### About this exercise
The required result is a copy of each line below in which "complexity" appears.

Records excerpted from a collection:
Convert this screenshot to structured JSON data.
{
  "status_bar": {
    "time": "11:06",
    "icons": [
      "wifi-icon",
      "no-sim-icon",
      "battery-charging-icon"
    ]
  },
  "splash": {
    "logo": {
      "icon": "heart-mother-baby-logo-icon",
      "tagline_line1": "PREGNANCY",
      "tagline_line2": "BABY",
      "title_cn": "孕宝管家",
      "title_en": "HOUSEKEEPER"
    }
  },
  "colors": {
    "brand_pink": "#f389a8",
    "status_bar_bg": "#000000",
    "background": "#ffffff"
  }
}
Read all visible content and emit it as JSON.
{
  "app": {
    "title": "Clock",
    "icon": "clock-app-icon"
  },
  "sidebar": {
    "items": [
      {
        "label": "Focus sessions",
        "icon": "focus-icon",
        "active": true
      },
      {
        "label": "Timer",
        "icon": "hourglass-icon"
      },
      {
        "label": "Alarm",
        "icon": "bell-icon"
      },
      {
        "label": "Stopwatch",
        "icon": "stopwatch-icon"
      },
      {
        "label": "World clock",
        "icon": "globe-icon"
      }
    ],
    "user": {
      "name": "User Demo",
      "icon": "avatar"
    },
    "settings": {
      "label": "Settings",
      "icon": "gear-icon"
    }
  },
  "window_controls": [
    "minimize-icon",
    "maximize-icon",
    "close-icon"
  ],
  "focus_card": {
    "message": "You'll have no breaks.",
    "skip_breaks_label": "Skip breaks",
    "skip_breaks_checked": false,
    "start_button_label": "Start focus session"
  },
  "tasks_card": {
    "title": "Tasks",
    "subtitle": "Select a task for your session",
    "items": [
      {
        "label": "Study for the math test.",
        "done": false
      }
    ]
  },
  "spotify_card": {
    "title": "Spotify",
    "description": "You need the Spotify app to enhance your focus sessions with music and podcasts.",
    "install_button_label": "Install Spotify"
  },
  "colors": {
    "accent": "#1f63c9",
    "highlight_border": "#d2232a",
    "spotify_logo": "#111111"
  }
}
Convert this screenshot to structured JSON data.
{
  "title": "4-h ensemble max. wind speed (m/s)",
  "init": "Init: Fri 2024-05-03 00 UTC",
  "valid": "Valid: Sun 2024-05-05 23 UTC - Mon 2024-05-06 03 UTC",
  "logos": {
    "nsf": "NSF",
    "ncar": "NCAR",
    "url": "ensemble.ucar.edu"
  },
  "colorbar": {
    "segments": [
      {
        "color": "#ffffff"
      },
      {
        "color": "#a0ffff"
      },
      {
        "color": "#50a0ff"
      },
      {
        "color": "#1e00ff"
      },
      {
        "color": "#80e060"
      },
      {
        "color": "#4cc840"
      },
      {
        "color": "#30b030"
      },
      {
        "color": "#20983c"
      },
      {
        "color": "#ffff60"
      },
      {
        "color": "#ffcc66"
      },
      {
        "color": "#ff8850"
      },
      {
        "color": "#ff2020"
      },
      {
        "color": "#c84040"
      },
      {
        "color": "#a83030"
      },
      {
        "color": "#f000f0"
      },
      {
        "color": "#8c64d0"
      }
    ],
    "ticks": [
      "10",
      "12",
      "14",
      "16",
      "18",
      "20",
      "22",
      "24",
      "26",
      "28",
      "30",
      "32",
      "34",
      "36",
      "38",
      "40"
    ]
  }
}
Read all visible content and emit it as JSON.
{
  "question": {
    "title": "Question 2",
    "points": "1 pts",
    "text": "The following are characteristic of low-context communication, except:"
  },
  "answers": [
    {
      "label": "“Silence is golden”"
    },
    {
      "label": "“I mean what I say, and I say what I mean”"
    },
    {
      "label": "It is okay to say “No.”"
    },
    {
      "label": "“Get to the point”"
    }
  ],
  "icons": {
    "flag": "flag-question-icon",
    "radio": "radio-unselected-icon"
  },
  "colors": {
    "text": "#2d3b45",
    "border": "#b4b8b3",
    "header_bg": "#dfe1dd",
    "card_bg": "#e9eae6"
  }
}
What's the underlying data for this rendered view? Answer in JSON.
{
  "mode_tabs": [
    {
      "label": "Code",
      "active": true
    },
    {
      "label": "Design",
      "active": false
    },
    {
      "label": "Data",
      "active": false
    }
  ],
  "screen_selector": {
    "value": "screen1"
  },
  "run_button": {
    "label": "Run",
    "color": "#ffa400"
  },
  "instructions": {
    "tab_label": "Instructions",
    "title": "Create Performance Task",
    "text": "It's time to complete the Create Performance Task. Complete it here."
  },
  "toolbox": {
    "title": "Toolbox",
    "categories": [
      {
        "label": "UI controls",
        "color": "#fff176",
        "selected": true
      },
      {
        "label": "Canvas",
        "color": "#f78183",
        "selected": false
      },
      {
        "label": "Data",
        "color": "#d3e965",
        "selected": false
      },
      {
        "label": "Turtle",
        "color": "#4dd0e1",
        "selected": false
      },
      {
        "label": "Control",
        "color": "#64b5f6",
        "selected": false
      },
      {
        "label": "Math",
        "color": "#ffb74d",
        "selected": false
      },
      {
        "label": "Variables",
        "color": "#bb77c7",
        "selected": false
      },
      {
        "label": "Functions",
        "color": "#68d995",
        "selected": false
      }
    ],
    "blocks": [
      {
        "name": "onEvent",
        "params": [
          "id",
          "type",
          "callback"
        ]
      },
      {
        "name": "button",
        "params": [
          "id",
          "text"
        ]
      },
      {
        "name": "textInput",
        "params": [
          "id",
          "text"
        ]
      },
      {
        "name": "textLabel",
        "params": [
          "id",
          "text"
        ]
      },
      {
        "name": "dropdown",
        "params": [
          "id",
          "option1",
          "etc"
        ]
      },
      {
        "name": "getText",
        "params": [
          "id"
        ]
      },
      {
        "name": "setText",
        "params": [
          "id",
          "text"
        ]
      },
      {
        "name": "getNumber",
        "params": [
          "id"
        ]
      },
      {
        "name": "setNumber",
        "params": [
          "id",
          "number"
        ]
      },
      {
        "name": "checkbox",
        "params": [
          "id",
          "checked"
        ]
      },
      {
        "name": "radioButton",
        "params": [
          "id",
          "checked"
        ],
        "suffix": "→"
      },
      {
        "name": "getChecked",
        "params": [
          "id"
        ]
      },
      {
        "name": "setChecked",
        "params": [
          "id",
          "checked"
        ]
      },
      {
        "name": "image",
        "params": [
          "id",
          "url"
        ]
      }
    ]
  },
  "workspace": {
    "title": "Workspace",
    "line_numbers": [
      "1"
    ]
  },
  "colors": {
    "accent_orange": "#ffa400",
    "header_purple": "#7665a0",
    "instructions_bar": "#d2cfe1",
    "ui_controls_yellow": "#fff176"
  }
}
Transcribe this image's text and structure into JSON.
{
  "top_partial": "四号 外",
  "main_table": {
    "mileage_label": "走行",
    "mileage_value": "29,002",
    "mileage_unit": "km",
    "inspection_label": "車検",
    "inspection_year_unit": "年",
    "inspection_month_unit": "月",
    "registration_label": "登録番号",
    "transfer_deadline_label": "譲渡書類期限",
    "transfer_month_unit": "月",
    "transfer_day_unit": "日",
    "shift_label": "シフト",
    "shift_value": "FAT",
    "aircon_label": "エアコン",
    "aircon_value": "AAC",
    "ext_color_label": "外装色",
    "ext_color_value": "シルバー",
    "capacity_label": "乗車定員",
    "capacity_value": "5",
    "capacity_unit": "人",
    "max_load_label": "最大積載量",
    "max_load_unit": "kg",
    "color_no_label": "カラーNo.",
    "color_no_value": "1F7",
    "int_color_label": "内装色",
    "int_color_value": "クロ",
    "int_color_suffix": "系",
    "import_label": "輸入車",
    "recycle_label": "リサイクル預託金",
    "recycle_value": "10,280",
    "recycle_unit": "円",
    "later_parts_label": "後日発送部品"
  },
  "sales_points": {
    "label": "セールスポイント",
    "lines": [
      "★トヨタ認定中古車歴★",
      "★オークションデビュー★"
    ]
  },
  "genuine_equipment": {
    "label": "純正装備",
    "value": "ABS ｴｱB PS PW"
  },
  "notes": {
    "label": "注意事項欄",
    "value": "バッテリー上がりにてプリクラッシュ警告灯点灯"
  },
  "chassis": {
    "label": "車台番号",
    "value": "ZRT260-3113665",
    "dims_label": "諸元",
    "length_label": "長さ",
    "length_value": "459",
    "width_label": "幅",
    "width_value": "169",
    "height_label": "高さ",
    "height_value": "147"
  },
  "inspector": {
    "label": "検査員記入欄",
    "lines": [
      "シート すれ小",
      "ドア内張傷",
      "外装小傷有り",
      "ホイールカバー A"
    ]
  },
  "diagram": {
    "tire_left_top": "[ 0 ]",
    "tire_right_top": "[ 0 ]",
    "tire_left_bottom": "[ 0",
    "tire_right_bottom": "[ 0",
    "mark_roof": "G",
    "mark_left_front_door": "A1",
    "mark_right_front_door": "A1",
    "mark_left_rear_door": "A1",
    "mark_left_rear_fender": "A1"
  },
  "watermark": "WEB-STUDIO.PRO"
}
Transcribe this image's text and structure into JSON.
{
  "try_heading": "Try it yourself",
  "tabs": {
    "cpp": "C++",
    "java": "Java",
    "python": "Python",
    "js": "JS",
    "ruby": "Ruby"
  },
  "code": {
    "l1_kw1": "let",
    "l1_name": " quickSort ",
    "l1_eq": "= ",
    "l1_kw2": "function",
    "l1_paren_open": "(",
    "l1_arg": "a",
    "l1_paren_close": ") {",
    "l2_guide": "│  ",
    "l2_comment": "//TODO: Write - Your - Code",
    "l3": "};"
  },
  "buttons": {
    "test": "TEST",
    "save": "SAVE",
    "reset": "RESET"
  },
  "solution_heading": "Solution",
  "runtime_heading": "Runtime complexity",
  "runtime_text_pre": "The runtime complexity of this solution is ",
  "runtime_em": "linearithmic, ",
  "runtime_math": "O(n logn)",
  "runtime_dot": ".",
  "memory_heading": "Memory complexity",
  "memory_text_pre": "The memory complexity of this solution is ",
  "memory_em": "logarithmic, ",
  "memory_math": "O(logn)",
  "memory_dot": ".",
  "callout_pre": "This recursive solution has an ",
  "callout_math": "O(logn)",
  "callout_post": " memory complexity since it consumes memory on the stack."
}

### Completed task
  "runtime_heading": "Runtime complexity",
  "runtime_text_pre": "The runtime complexity of this solution is ",
  "memory_heading": "Memory complexity",
  "memory_text_pre": "The memory complexity of this solution is ",
  "callout_post": " memory complexity since it consumes memory on the stack."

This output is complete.